That win in California, demonstrated Tuman's ability to master tracks quickly and his capability to earn unexpected victories.

However, racing outside of the Midwest was a rarity for Tuman. With four children to raise, Tuman tried to race as much as possible near his home in Rockford, Ill. Tuman often missed AMA Grand Nationals in order to race, and usually win, a slew of local and regional races. Not only did racing locally keep Tuman closer to his home and his family, but it turned out to be profitable, as well.

"I was making too much money racing the local events to worry about racing in all the nationals," Tuman recalled. "I can remember during county fair times I would race six and seven races a week."

Born in Rockford, Ill., on Aug. 3, 1921, Tuman didn't begin racing until he was 25-years-old. He lived in San Francisco after World War II and got a job building race bikes out of the famous Hap Jones race shop. After watching the legendary Sam Arena win a race, Tuman became hooked on the sport. Tuman's first race bike was a souped-up Indian army surplus bike.

Tuman quickly made it through the amateur ranks and turned pro in 1947. His first professional race was at Daytona Beach, Fla., in 1947. Tuman earned podium finishes in 1948 and '49, before taking his first national win in Des Moines, Iowa, on Sept. 17, 1950. A month later, Tuman took his second national win in Reading, Pa. In March 1951 at the annual AMA Awards Banquet in Daytona Beach, Fla., Tuman was voted the AMA's Most Popular Rider of 1950.

Tuman's best season came in 1953, when he won the legendary Independence Day weekend event at Dodge City, Kan., a 200-miler over a two-mile dirt oval, on a Norton. The heat was tremendous that day. Many riders dropped out due to the searing heat, but Tuman said he made it through to victory by drinking all the water he could stand before the race and chewing on lemons during the race.

The next month, Tuman earned the biggest win of his career by taking first at Springfield, Ill., and becoming the newly crowned national champion. It's interesting to note that Tuman won Springfield racing a borrowed motor from a fellow Indian rider. His own motor was worn out from the dozens of local races he had competed in that summer. It would prove to be the final time that an Indian rider would win the prestigious AMA Grand National No. 1 plate.

After Indian folded, racing became exceedingly more difficult for Tuman. The parts supply was quickly drying up, and Tuman was spending endless hours keeping his racing machine going.

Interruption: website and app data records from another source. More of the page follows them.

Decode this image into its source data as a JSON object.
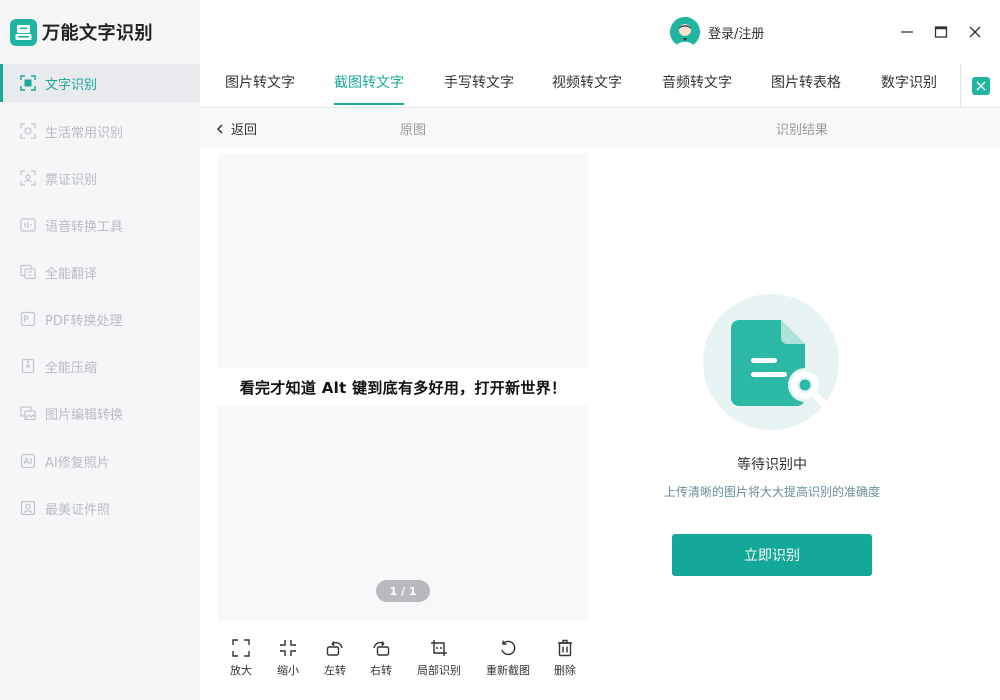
{
  "app": {
    "title": "万能文字识别",
    "accent_color": "#1ba899"
  },
  "header": {
    "login_label": "登录/注册",
    "window_controls": [
      "minimize-icon",
      "maximize-icon",
      "close-icon"
    ]
  },
  "sidebar": {
    "items": [
      {
        "label": "文字识别",
        "icon": "text-scan-icon",
        "active": true
      },
      {
        "label": "生活常用识别",
        "icon": "scan-icon",
        "active": false
      },
      {
        "label": "票证识别",
        "icon": "id-scan-icon",
        "active": false
      },
      {
        "label": "语音转换工具",
        "icon": "voice-icon",
        "active": false
      },
      {
        "label": "全能翻译",
        "icon": "translate-icon",
        "active": false
      },
      {
        "label": "PDF转换处理",
        "icon": "pdf-icon",
        "active": false
      },
      {
        "label": "全能压缩",
        "icon": "compress-icon",
        "active": false
      },
      {
        "label": "图片编辑转换",
        "icon": "image-edit-icon",
        "active": false
      },
      {
        "label": "AI修复照片",
        "icon": "ai-photo-icon",
        "active": false
      },
      {
        "label": "最美证件照",
        "icon": "id-photo-icon",
        "active": false
      }
    ]
  },
  "tabs": [
    {
      "label": "图片转文字",
      "active": false
    },
    {
      "label": "截图转文字",
      "active": true
    },
    {
      "label": "手写转文字",
      "active": false
    },
    {
      "label": "视频转文字",
      "active": false
    },
    {
      "label": "音频转文字",
      "active": false
    },
    {
      "label": "图片转表格",
      "active": false
    },
    {
      "label": "数字识别",
      "active": false
    }
  ],
  "subheader": {
    "back_label": "返回",
    "original_label": "原图",
    "result_label": "识别结果"
  },
  "preview": {
    "image_text": "看完才知道 Alt 键到底有多好用，打开新世界！",
    "page_indicator": "1 / 1"
  },
  "toolbar": [
    {
      "label": "放大",
      "icon": "zoom-in-icon"
    },
    {
      "label": "缩小",
      "icon": "zoom-out-icon"
    },
    {
      "label": "左转",
      "icon": "rotate-left-icon"
    },
    {
      "label": "右转",
      "icon": "rotate-right-icon"
    },
    {
      "label": "局部识别",
      "icon": "crop-icon"
    },
    {
      "label": "重新截图",
      "icon": "recapture-icon"
    },
    {
      "label": "删除",
      "icon": "trash-icon"
    }
  ],
  "result": {
    "status_title": "等待识别中",
    "status_desc": "上传清晰的图片将大大提高识别的准确度",
    "button_label": "立即识别"
  }
}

Racing became a bit of a chore, and after a regional race in Pennsylvania in 1955, Tuman pulled into the pits after the race and abruptly announced his retirement.

Tuman's relatively short, but spectacular, racing career was over at the age of 33. Remarkably, Tuman's most serious racing injury during his decade-long career was a sprained ankle.

After retirement from racing Tuman stayed in the motorcycling industry, first as a road agent for BSA and later as a Honda dealer. He and his wife, Betty, are still active as representatives in AMA district 17. The Tumans raised five children. His son Bill Jr., followed in his father's footsteps and raced motorcycles in the '70s and '80s.

He was inducted into the AMA Motorcycle Hall of Fame in 1998. He passed away in 2020 at the age of 99.